  • Weather warnings
  • Hazard forecasts
  • Science partnerships
  • Risk perception
  • Warning providers
  • Disaster risk management
  • Open Access

Editors and Affiliations

  • Met Office, Exeter, UK

    Brian Golding

About the editor

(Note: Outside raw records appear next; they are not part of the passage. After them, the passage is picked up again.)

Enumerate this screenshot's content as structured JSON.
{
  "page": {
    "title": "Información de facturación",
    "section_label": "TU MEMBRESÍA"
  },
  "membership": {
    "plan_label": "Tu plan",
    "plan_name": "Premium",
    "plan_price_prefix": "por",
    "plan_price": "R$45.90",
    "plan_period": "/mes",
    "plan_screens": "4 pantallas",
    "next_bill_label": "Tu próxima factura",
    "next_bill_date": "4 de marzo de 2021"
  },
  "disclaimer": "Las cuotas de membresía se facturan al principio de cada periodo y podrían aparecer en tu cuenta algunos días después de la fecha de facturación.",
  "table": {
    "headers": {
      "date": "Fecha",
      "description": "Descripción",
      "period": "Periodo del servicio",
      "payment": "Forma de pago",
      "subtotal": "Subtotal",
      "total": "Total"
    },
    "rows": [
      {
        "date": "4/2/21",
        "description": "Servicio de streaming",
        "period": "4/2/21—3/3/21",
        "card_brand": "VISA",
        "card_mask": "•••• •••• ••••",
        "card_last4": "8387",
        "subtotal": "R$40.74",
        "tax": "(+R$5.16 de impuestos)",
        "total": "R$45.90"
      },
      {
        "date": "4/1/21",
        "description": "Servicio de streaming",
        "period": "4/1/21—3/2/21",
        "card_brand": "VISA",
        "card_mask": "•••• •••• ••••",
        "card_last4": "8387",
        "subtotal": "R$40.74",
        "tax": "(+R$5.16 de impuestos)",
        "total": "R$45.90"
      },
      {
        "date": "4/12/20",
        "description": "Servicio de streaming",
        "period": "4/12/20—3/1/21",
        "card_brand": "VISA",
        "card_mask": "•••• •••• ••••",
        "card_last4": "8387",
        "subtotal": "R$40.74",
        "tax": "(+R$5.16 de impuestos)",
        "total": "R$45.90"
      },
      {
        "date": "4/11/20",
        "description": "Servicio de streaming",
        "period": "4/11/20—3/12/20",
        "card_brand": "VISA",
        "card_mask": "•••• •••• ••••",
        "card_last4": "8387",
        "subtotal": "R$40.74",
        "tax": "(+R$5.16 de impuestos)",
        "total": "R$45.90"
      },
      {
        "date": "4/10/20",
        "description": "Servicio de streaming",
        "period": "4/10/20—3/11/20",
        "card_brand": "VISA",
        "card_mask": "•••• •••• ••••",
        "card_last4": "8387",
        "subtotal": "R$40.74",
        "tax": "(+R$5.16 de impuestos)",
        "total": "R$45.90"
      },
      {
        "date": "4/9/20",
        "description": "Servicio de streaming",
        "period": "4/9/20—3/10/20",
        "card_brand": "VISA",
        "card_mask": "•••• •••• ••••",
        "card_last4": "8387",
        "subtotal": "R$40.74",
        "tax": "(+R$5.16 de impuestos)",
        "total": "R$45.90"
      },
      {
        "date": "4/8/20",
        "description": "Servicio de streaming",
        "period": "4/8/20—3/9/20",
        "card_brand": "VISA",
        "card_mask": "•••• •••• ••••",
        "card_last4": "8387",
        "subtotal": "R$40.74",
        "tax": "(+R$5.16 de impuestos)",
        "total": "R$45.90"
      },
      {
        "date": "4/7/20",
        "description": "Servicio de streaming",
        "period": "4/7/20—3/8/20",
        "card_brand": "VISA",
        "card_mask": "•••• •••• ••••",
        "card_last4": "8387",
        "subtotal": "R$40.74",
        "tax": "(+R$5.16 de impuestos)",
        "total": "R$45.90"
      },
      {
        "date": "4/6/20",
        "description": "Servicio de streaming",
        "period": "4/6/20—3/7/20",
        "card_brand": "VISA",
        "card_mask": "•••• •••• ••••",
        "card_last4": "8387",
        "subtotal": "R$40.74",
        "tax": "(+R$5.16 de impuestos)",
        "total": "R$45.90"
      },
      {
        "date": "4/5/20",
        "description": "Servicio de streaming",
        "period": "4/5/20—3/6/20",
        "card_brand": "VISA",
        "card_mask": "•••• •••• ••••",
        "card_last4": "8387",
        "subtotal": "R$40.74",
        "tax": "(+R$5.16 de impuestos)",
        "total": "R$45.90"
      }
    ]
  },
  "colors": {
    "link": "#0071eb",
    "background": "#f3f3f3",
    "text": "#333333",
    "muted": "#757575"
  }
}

Prof. Brian Golding is a Research Fellow in Weather Impacts at the Met Office, and is Co-Chair of the WMO/WWRP HIWeather project, which aims to enable increased global resilience to severe weather by improving forecasts of severe weather and its impacts, and the communication of information to users, especially emergency managers. Brian has been involved in Numerical Weather Prediction since joining the Met Office in 1972. In the late 1970s he developed the Met Office's ocean wave prediction system and was involved in early work on the wave power climatology of the UK. In the 1980s, after a short spell in operational forecasting, he led the team that developed the world's first operational non-hydrostatic mesoscale NWP system. In 1990 he was seconded to the Australian Bureau of Meteorology for two years, when he used the non-hydrostatic model to study a wide variety of Australian weather systems. In the 1990s, he led the development of the automated Nimrod nowcasting system and became involved in a variety of consultancy contracts in the UK and overseas. More recently, he has contributed to the application of rainfall nowcasts and high resolution NWP in flood prediction and participated in the Pitt review of the 2007 summer floods in the UK. From 2006 to 2012 Brian directed the Met Office's research in Weather Science, including all aspects of the weather forecasting process. In 2010 he was Met Office spokesman on the spread of volcanic ash during the Ejyafjallajokull eruption. His most recent work has been in aspects of risk management.

Bibliographic Information

Buying options

Softcover Book USD 49.99
Price excludes VAT (USA)
Hardcover Book USD 59.99
Price excludes VAT (USA)